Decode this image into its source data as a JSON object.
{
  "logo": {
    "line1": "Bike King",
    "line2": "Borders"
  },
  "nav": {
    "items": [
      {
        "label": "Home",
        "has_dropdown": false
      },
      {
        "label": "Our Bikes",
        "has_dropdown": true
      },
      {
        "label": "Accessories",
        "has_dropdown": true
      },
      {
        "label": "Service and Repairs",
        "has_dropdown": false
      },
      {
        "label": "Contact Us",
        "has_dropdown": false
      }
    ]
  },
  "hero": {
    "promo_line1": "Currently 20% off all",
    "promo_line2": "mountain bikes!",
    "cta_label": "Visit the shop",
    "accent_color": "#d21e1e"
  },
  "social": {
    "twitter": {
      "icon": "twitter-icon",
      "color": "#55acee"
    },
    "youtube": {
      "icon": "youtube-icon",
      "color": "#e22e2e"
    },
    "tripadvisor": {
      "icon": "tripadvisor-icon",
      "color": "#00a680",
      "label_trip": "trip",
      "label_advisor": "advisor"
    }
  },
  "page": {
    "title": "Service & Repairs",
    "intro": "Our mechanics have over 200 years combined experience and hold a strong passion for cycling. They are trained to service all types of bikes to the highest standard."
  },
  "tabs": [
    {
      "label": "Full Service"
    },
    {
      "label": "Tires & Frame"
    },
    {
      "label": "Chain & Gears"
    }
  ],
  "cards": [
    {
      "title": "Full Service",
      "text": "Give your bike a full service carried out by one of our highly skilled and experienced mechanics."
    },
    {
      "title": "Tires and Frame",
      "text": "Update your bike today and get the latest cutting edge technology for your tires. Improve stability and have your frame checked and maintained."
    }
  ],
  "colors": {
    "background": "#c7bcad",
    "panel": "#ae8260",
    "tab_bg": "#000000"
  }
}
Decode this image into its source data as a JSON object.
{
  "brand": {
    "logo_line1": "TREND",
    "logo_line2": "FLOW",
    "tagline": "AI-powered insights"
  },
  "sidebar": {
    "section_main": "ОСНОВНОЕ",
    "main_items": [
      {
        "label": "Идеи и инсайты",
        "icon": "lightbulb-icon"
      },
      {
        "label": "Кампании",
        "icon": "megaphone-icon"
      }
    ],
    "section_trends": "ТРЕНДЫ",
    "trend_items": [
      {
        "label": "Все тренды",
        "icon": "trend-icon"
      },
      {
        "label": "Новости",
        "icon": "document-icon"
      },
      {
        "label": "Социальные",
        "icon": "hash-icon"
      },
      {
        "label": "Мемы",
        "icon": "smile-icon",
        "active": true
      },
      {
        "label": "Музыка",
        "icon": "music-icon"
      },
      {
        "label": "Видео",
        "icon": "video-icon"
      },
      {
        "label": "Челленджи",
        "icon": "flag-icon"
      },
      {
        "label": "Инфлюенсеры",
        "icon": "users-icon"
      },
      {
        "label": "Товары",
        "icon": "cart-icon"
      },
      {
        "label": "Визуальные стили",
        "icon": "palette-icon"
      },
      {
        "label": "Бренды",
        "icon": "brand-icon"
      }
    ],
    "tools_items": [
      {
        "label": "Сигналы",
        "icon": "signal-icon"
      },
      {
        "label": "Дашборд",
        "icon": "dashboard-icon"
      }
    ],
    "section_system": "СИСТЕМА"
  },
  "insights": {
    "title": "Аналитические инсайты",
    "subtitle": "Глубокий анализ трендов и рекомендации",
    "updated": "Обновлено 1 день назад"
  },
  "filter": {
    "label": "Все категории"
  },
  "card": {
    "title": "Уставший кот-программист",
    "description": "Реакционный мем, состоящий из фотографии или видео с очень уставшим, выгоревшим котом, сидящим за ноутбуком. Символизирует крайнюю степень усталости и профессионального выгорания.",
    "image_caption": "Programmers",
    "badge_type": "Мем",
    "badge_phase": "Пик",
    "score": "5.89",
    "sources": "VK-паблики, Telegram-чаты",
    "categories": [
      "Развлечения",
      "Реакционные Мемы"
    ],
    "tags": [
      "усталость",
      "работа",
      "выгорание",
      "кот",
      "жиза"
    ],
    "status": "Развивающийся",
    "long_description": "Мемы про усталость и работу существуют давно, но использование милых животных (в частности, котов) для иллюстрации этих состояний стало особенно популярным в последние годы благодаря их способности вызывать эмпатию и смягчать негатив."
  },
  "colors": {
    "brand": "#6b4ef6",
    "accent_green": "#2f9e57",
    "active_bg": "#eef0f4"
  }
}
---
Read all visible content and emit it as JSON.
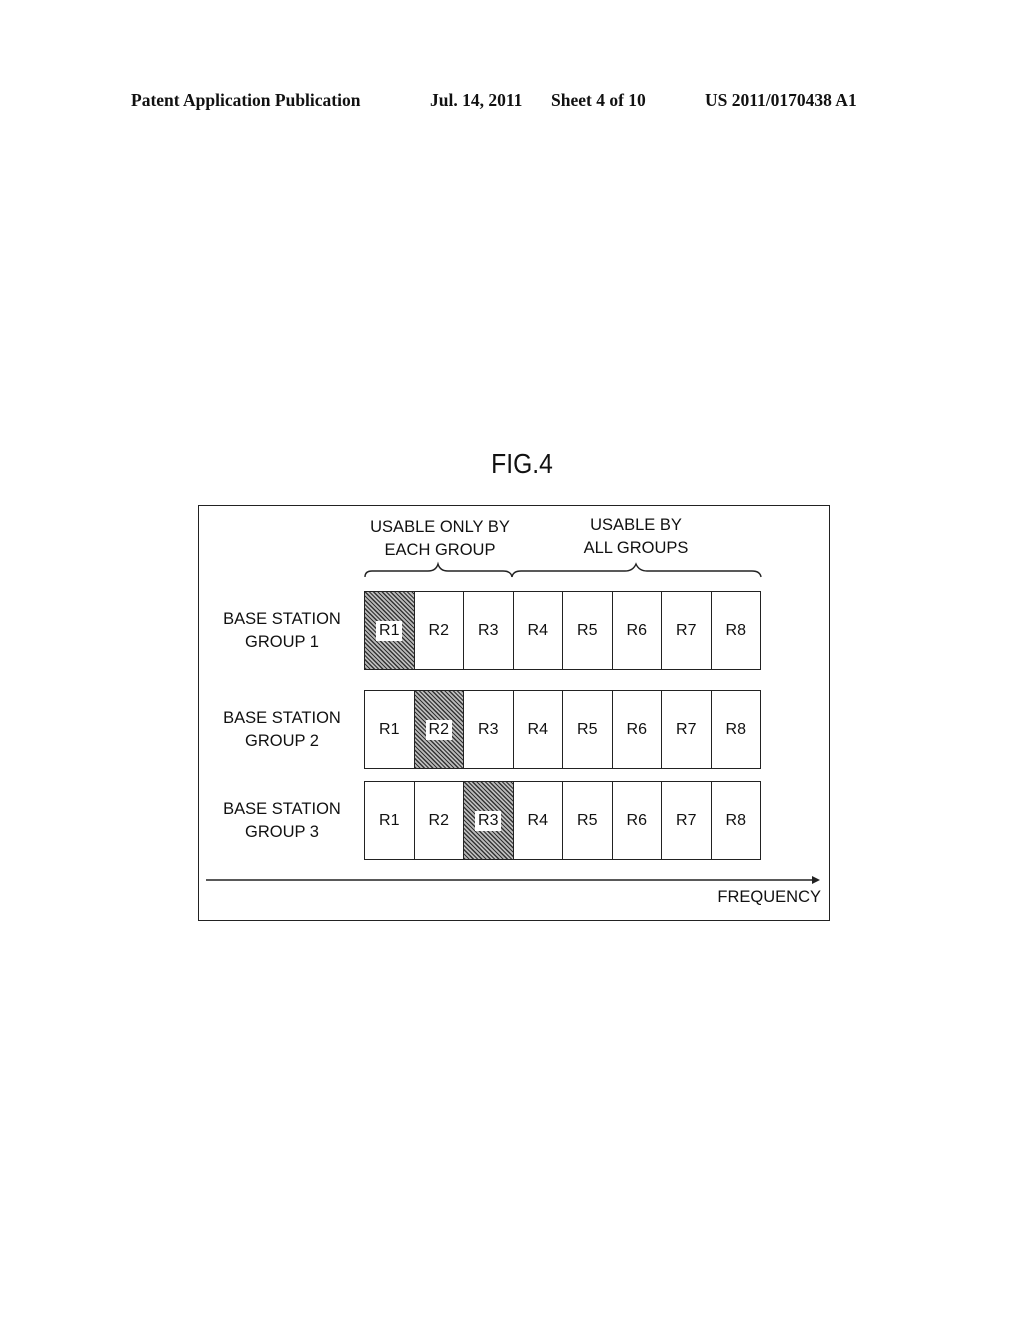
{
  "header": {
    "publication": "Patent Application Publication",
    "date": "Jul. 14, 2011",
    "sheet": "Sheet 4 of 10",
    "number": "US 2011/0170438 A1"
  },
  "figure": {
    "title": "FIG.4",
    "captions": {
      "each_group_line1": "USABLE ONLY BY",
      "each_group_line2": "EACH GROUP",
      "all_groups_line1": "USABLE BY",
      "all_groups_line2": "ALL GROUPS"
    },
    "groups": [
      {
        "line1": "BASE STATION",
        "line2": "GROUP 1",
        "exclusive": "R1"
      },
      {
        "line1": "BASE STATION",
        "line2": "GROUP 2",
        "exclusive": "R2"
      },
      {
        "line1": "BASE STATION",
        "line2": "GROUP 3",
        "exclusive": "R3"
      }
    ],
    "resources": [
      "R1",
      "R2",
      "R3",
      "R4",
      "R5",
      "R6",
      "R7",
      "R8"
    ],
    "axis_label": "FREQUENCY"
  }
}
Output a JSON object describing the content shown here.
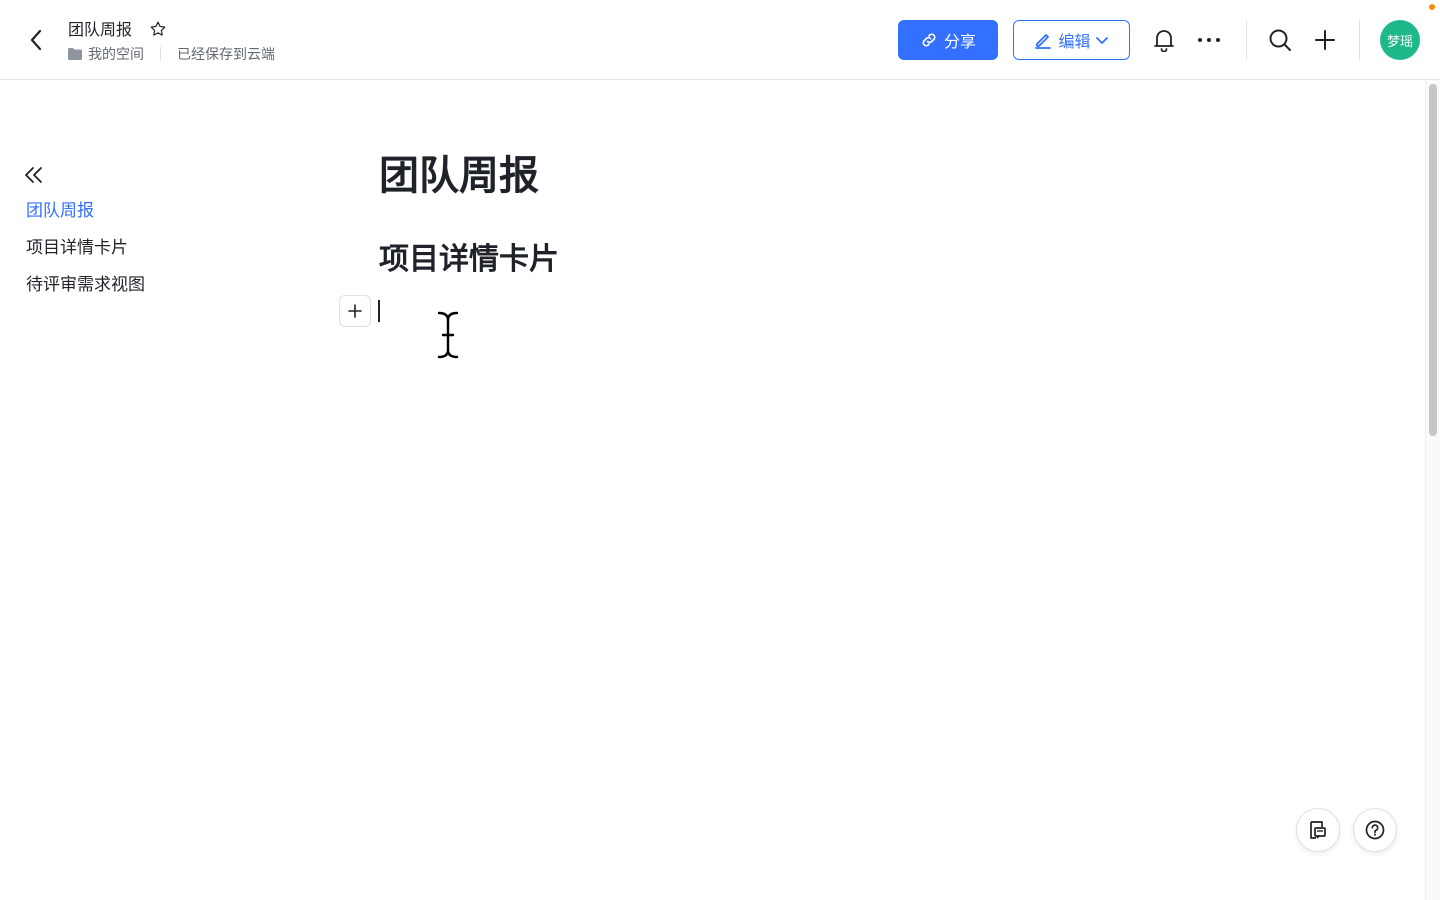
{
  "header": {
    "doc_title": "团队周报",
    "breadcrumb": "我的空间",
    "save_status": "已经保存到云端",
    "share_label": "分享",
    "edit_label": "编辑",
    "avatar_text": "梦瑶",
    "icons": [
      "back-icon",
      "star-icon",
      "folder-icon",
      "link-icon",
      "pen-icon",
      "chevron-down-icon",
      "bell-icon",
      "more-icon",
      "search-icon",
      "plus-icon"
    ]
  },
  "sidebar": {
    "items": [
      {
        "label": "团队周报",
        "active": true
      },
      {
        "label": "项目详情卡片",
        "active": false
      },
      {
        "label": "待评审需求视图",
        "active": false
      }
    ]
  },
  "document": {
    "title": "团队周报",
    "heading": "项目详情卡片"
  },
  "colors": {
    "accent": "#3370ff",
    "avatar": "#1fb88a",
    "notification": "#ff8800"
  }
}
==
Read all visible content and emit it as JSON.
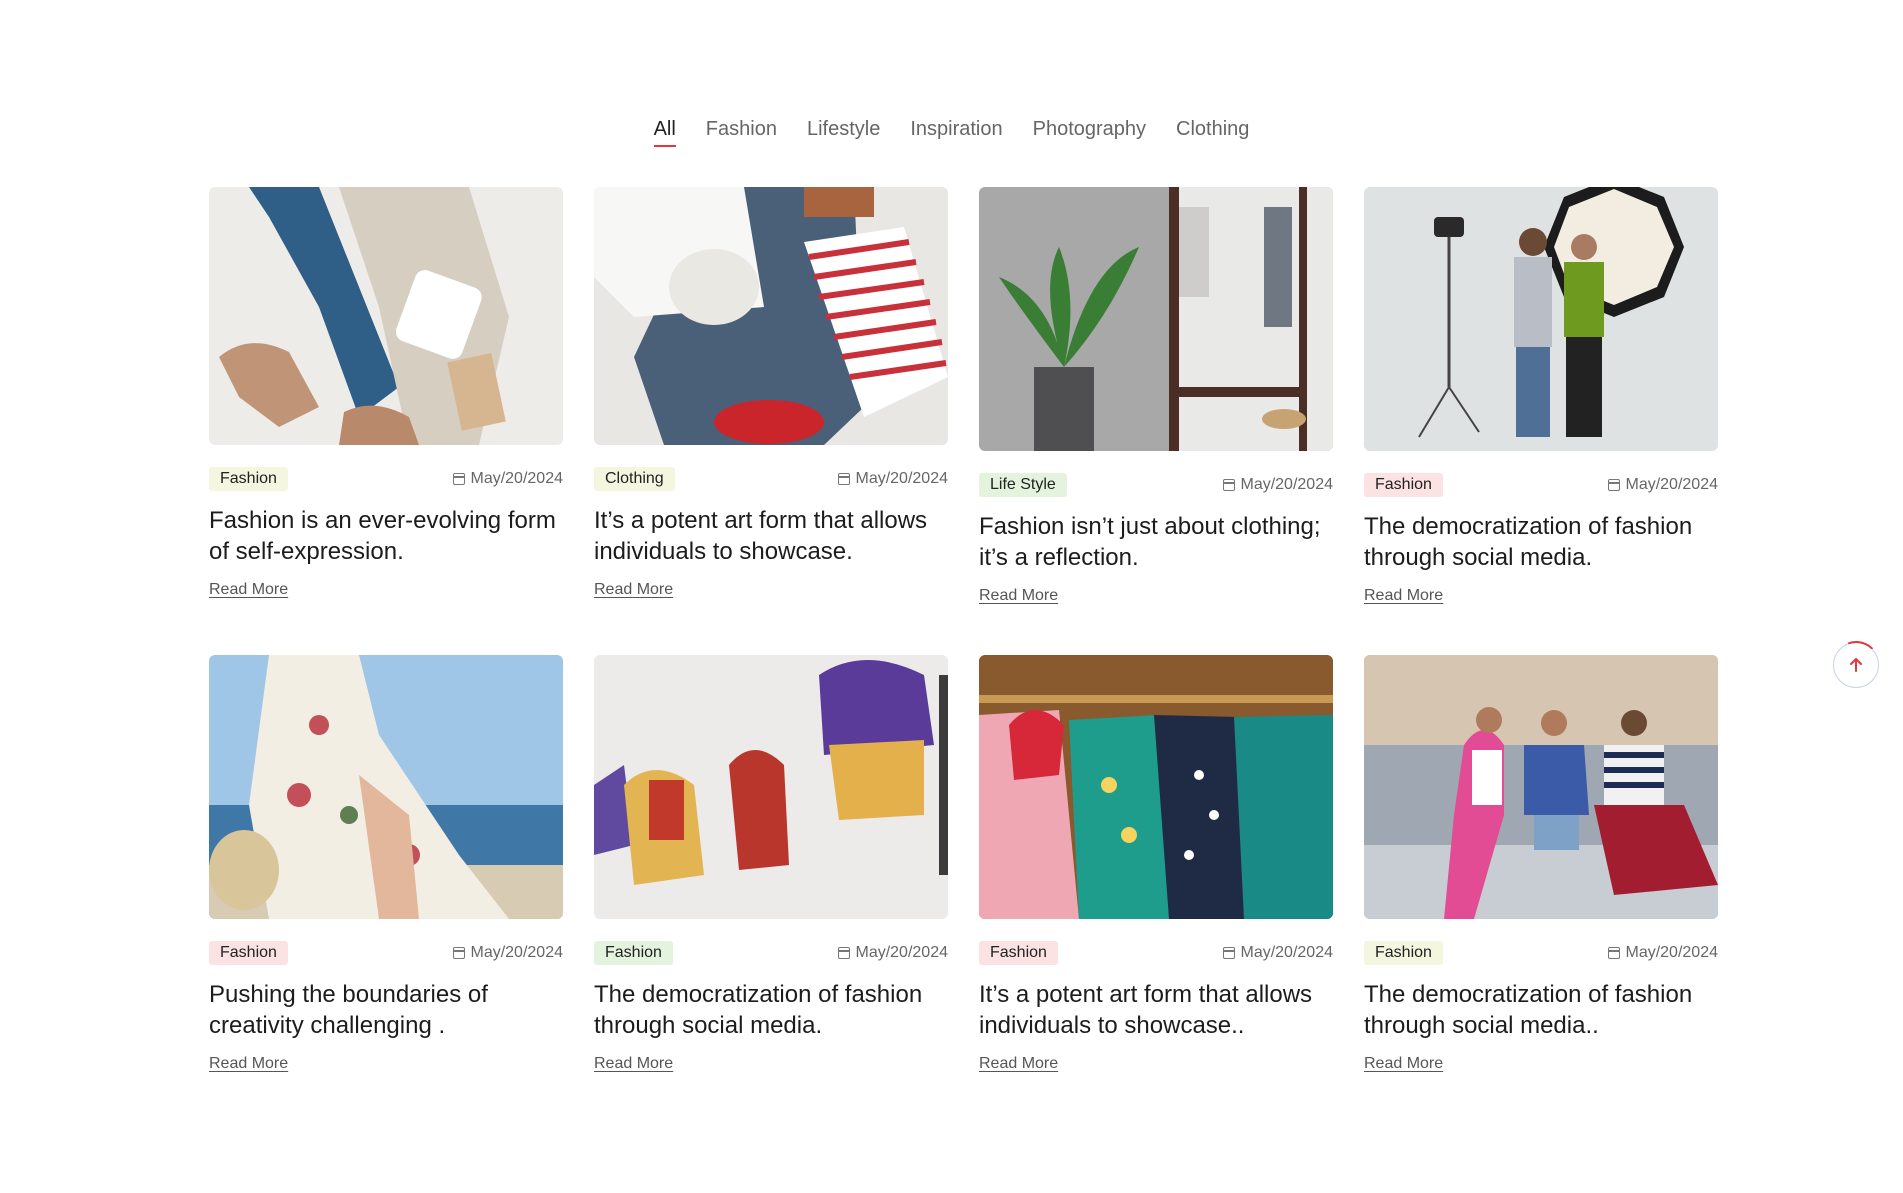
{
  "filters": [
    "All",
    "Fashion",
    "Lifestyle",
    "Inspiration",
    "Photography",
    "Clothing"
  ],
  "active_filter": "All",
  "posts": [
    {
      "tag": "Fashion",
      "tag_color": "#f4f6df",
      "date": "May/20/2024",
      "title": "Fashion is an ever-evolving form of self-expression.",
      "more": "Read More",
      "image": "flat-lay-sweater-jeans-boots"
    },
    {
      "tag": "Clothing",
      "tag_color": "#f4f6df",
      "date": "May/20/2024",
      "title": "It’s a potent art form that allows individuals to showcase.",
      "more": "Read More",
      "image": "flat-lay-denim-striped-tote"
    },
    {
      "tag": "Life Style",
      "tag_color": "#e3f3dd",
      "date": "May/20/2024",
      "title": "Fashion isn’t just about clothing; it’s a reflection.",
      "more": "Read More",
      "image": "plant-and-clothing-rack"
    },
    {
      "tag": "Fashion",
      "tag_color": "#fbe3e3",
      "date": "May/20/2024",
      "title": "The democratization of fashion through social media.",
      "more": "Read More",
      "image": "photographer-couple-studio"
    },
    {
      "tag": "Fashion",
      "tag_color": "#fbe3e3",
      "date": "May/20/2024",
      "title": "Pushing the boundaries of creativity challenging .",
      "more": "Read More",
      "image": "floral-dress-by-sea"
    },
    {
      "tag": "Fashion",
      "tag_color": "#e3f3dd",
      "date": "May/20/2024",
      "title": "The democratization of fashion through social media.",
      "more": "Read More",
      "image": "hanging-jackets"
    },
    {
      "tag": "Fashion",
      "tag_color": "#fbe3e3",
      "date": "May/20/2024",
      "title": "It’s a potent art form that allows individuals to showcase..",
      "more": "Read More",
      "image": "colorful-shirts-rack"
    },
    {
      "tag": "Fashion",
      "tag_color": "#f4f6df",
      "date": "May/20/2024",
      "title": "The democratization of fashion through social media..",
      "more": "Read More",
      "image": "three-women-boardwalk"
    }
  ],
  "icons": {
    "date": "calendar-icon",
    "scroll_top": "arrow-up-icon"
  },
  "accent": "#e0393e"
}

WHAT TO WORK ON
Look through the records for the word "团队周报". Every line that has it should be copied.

EXERCISE OUTPUT
    "doc_title": "团队周报",
        "label": "团队周报",
    "title": "团队周报",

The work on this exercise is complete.